Because Paul, referring to the Lord's Supper, says that we do thus "show forth the Lord's death till he come," some regard that as a limitation. Consider, however, that in the Jewish age the typical lamb was slain and eaten every year, until our Lord, the true or antitypical lamb, came. But when John the Baptist introduced our Lord as present, and said "Behold the Lamb of God," the killing and eating of the typical lamb did not at once cease to be proper; for our Lord himself observed it up to the same night in which he was betrayed. The commemoration of the typical lamb only ceased to be proper, when the antitypical lamb was slain on Calvary.

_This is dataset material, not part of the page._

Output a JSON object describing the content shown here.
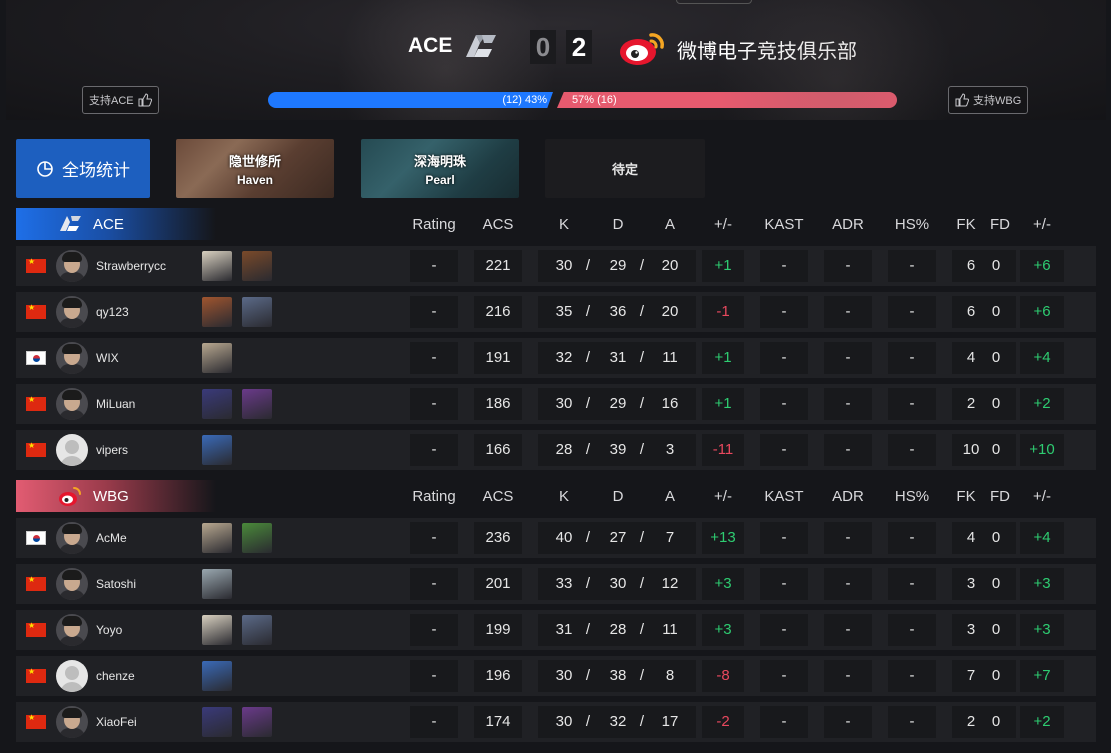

So now, our Lord, the true Lamb of God, gave us the bread and wine as emblems of his flesh and blood, given for us—for our passing over or sparing. And we are to commemorate his death with these emblems until he comes, and until the last member of his body shall have been passed over—into the fullness of salvation, with him and like him. Then the symbol shall cease, the antitype having fully come in our being thus passed over. Until this grand consummation of our hopes, it is proper for us to show it forth by commemorating his broken body and shed blood by which it shall be secured.